Saturday, May 07, 2011

Make a Little Birdhouse in Your Soul

Every morning when I wake up, I can hear the birds in the neighborhood as they greet the day. Double paned windows and good insulation are not common in Australia, or at least, my apartment doesn’t have these things, so I can pretty much hear if so much as a frog sneezes outside my window. The other factor in this issue is that the birds here don’t just sing – they squawk, screech, moan, cackle, wail, trumpet, and catcall. It’s like comparing Judy Garland with Ethel Merman. Although you can appreciate the talent of both ladies, you wouldn’t want Ethel Merman singing you to sleep. While I appreciate the fact that I live in a neighborhood that’s green enough to host all these different birds, sometimes I just wish they’d shut the hell up.

I do think that Australia has much prettier birds than a lot of places in America – certainly more colorful birds than we ever saw in Alaska. Some of the most colorful are the rainbow lorikeets, which are endemic, at least in Eastern Australia. I hear flocks of them screeching in the trees on the way to the bus every morning, and every once in a while I catch a glimpse of red, green and purple as they flit between trees.

Rainbow Lorikeet

Crimson Rosella


King Parrot

I think my favorite is the kookaburra, though. They are quite loud with their crazy “laugh”, but they have quite a personality and can be very cheeky. One of my former coworkers had a kookaburra that decided it owned his house. Every morning it woke him up, pecking at the windows. It ruined all of his screens with its giant beak, so he decided to do something about it. He spent a hundred dollars on a giant wooden owl meant to scare it away, only to find it sitting on the owl, pecking it the next morning. I think they were relieved to move back to Melbourne and let the kookaburra have the place.

Heidi and Dan were not too impressed with the birds’ singing either – in particular, when they kept us awake all night camping near the river in Dubbo. I had dreams about ghosts of murdered children visiting me in that field, which I’m pretty sure is directly related to hearing cockatoos wailing in my sleep. Multiple references were made during their visit about the “cockatoo of happiness” waking us up in the mornings.

Chirp chirp!  Don't I look pleasant and friendly?  Well, I'm NOT!

In summary, I have decided that these birds are beautiful to look at in the wild, and enjoy in aviaries and zoos, but never, ever will I have one as a pet.


Anonymous said...

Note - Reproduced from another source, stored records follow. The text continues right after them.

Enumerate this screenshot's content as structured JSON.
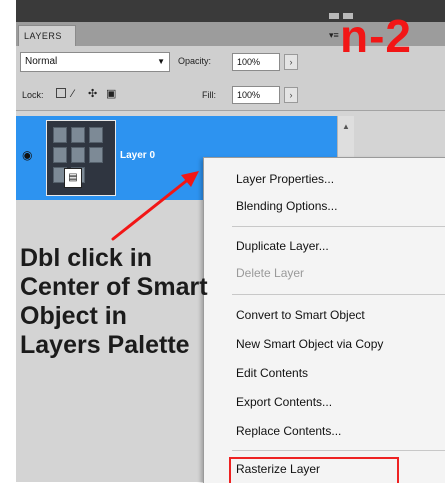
{
  "panel": {
    "tab": "LAYERS",
    "menu_glyph": "▾≡",
    "blend_mode": "Normal",
    "opacity_label": "Opacity:",
    "opacity_value": "100%",
    "lock_label": "Lock:",
    "fill_label": "Fill:",
    "fill_value": "100%"
  },
  "layer": {
    "name": "Layer 0",
    "visibility_icon": "eye-icon",
    "type_icon": "smart-object-icon"
  },
  "context_menu": {
    "items": [
      {
        "label": "Layer Properties...",
        "enabled": true
      },
      {
        "label": "Blending Options...",
        "enabled": true
      },
      {
        "label": "Duplicate Layer...",
        "enabled": true
      },
      {
        "label": "Delete Layer",
        "enabled": false
      },
      {
        "label": "Convert to Smart Object",
        "enabled": true
      },
      {
        "label": "New Smart Object via Copy",
        "enabled": true
      },
      {
        "label": "Edit Contents",
        "enabled": true
      },
      {
        "label": "Export Contents...",
        "enabled": true
      },
      {
        "label": "Replace Contents...",
        "enabled": true
      },
      {
        "label": "Rasterize Layer",
        "enabled": true,
        "highlighted": true
      }
    ]
  },
  "annotation": {
    "badge": "n-2",
    "lines": [
      "Dbl click in",
      "Center of Smart",
      "Object  in",
      "Layers Palette"
    ],
    "accent_color": "#f21616"
  }
}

Beautiful! Believe I'll bring ear plugs for when we visit though.


L said...

You might think about it, Mom. Especially since we'll have the windows open because it will be warm.

Carlw4514 said...

ghosts of murdered children? do you have something in your past you forgot to tell us? not too many female serial killers out there they tell us. [g]

My Kookaburra story, it's pretty funny: First you familiarize me with what bird makes this sound one day, and practically the next day at work I start hearing this Kookaburra out in the parking lot. OK, this is it, I'm losing my mind? Different days I walk around trying to find the source of this sound but can't. Finally I mention it to a stranger who looks unlikely to call the guys with the straightjackets, and he tells me the answer. Some store there has a problem with pigeons molesting their [I forget] product and play this sound on their roof, finding evidently it scares them off.

It was funny, it wound up being just loud enough to where I was looking in trees nearby to see what local bird made this similar noise, or if some local person let his pet go, or what? After a day or two I realized that can't be it since the sound was always in this general area, but I really couldnt locate it and thankfully this one person knew the deal!!

L said...

Re: my dream, I think it is more a testament of seeing too many horror movies.

That's a funny story about the kookaburra. Ethan and I have recognized the call as the typical "jungle" noise heard in cartoons and games.